By far the most accomplished in theatre speak is Zachary Carr, who plays Iago, Romeo, the Ghost, and the chorus. That's true even in the prologue, where for some reason director Mark Pickell has assigned him a cigarette to fiddle with as he admonishes us to suspend our disbelief. Carr is entirely credible, both as an Iago demoted to carrying slop buckets and as a Romeo who has decided to walk on the wild side with the Italian youth.

Zachary Carr, Jessica Hughes, Jayne Furlong (ALT photo)




Director Mark Pickell keeps the actors moving and uses some surprising and very funny bits of business. In some cases he has to do so. Paul Alix's set and its transformations must have looked terrific on the drawing pad, but in performance they present various obstacles and disadvantages.  Robyn Zumwalt's dramatic lighting helps cover these.  Pickell solves the scene shifts by sending his seven stagehands on in bouncy little scene-changing ballets for all the world like friendly Oompa-Loompas.  These consume time and break the rhythm somewhat, especially at the end when we sit through a lengthy change back to the university office -- for a final scene that seemed to last no more than a minute or so.

But maybe I'm beginning to growse like Professor Claude Night, whose preferred pastime was setting our Connie to ghostwrite scathing dismissals of his colleagues' work. I'd much prefer to be like Connie with her wild but almost plausible notions of the theatre or like this dedicated, lively and attractive cast working under the guidance of a director who's a '98 honors alum of the same program.




Click to view program for Goodnight Desdemona, Good Night Juliet by Southwestern University


Good Night Desdemona, Good Morning Juliet
by Ann-Marie MacDonald
Southwestern University

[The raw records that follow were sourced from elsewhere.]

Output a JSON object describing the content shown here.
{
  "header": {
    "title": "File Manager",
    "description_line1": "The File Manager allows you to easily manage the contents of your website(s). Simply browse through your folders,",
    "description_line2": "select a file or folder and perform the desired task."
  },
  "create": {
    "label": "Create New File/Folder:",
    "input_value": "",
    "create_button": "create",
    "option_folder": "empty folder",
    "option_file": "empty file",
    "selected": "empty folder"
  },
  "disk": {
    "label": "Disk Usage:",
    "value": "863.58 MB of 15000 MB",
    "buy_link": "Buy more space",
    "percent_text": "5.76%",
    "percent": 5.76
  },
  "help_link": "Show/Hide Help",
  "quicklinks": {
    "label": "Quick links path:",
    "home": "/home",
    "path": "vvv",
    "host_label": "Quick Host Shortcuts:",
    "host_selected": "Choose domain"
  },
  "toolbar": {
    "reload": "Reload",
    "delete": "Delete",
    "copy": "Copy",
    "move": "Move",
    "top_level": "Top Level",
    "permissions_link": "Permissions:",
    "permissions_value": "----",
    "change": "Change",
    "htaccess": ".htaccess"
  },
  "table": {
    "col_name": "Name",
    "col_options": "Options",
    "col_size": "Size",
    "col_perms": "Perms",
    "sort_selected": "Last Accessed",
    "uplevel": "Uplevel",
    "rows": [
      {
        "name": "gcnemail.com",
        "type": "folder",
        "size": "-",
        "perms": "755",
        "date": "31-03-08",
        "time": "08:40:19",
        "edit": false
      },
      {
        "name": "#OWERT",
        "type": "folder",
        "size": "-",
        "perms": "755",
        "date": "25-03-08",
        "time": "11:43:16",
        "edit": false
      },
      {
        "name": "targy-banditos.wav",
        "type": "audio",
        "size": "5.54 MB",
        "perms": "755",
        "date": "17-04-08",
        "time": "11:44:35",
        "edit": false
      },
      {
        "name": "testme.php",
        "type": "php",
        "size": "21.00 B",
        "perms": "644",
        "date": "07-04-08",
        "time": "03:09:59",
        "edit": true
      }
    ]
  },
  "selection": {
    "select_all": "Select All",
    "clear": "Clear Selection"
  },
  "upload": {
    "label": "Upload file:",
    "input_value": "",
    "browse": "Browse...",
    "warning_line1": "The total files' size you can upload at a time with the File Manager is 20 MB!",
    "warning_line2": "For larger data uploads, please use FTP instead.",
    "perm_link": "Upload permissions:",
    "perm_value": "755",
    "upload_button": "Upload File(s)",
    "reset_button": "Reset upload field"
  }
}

September 30 - October 04, 2009
Southwestern University
Sorghum School of Fine Arts
1000 E. University Avenue
Georgetown, TX, 78626